In tackling insurance systems, for instance, she says she thought she was going to have some quick wins on synergies and be able to show a lot of value-add on the insurance side. But when they got into it, what she says they realized is how in the diligence period the sell side is still putting their best foot forward.

"There are things you're going to miss," Rivard says. "And one of the things that happens is sometimes you don't realize how their risk profile compares to yours in actuality. What we noticed after the fact is it wasn't as easy to get all of those insurance synergies. So, I think in hindsight, I probably would have tempered my expectations there. That wasn't necessarily anything that created a risk after the fact that negatively hurt us. It just reduced the upside."

Something that worked to their benefit, she says, was that the company got involved early in the deal with their banks.
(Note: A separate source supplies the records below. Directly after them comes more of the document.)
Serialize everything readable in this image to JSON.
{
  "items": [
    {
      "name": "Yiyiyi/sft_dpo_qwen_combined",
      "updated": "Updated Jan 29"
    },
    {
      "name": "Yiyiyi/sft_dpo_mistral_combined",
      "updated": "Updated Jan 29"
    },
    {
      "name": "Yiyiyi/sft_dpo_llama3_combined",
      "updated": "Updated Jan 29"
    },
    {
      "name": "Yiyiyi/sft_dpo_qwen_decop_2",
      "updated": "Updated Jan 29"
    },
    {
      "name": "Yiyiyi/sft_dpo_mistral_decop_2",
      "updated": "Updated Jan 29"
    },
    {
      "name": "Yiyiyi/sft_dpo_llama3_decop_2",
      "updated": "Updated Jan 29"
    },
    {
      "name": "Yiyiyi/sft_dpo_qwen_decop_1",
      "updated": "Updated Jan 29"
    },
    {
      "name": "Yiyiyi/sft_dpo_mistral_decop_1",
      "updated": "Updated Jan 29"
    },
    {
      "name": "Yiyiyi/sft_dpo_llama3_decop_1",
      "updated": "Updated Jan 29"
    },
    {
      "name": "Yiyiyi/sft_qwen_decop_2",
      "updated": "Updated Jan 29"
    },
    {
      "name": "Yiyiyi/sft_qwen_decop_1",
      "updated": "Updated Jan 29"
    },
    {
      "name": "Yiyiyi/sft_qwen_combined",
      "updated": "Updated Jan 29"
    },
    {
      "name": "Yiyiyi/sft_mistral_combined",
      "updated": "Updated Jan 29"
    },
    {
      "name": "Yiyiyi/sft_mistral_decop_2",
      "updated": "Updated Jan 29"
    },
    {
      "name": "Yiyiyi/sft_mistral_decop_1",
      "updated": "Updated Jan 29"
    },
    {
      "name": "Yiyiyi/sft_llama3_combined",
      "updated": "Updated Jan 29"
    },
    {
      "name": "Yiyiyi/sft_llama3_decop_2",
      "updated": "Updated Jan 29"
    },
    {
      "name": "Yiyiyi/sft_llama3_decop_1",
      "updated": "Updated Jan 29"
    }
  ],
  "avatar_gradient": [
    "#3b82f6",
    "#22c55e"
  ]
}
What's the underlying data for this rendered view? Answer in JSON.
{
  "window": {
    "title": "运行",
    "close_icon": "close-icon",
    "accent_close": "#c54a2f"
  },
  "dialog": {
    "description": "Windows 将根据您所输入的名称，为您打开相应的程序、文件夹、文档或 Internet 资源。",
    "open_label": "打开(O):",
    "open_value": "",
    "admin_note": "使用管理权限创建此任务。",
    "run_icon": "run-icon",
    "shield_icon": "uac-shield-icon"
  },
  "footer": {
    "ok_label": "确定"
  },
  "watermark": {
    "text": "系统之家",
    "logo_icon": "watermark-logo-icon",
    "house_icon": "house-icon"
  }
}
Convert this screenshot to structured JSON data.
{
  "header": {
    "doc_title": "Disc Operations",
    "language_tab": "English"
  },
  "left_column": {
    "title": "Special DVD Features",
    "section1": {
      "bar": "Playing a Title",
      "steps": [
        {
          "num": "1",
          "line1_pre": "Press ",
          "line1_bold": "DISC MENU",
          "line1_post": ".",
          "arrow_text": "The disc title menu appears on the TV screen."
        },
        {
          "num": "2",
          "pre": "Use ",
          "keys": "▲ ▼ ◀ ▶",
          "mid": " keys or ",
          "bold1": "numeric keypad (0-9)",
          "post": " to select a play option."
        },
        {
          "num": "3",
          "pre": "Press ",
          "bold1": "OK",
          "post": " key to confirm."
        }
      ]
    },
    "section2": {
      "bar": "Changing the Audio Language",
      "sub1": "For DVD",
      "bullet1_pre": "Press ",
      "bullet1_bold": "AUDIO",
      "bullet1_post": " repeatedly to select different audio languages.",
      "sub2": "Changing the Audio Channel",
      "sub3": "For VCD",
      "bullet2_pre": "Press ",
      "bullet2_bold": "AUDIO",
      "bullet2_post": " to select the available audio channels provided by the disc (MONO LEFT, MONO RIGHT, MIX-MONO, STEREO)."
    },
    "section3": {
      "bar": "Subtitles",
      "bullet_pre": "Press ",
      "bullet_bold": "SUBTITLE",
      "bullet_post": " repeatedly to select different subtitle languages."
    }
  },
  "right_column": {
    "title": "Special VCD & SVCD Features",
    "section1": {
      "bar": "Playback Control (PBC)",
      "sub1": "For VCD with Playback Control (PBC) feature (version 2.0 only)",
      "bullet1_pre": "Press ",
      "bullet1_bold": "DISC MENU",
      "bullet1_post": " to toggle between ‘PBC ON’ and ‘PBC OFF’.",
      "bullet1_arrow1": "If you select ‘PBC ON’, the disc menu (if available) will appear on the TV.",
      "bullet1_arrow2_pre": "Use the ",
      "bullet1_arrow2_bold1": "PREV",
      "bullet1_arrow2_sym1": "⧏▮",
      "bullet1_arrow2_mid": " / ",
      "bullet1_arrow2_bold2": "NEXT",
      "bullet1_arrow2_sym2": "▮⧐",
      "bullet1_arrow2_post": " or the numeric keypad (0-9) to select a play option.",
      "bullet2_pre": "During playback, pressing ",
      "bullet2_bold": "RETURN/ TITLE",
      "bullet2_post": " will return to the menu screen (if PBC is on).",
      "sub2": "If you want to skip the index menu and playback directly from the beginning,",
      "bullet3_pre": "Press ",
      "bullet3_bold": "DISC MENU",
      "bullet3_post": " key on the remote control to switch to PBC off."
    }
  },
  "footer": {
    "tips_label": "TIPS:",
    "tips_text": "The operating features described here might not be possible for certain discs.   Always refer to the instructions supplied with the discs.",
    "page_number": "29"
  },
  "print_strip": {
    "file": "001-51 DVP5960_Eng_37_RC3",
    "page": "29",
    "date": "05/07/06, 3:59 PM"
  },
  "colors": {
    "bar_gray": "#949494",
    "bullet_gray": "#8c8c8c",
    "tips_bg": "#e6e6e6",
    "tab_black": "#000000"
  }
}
As she was already in the process of renegotiating their credit agreement, she asked to put the deal into it.

"I got really lucky because we did all of this that first week of June right before the Fed raised interest rates 75 basis points for the first time," she says. "So, I got a lot of benefit by being really proactive and telling my bank group up front what I wanted to do. That included my tax structure. I said these are the deals, this is what I want it to look like and this is what I'm going to have to do to manage my tax risk. And I built all that into my credit agreement. You don't always have the opportunity to do that. But when you can, I think what you'll see now is we have a relatively low cost of debt compared to the market because we were able to put in some really good terms upfront."

But from a tax perspective, the German deal had its drawbacks.

"If you want to have a really nice, low effective tax rate, don't buy a company in Germany."

Tax liabilities, when dealing between countries, need to be thought through or money can get left on the table. And there's risk in both the effective tax rate as well as the cash tax profile.

"When you're buying a company and you're looking at it, maybe you're looking at something where you think you're going to have a synergy when you bring it in. You think you have the ability to improve your overall tax profile. But when you get there, you might find they have some tax attributes that were maybe not appropriately accounted for because no one really likes to deal with taxes like that," Rivard says. "And so, when you get there, you might find it's actually a negative hit to your ETR, but no cash, so maybe no one's too upset because at this point in time, it's all just financial accounting. I think what we've seen, especially in China, there's a lot of risk around cash taxes. So, you can actually have a significant impact to your cash flow if you're not looking at your tax profile correctly and you don't understand the risk around tax liabilities."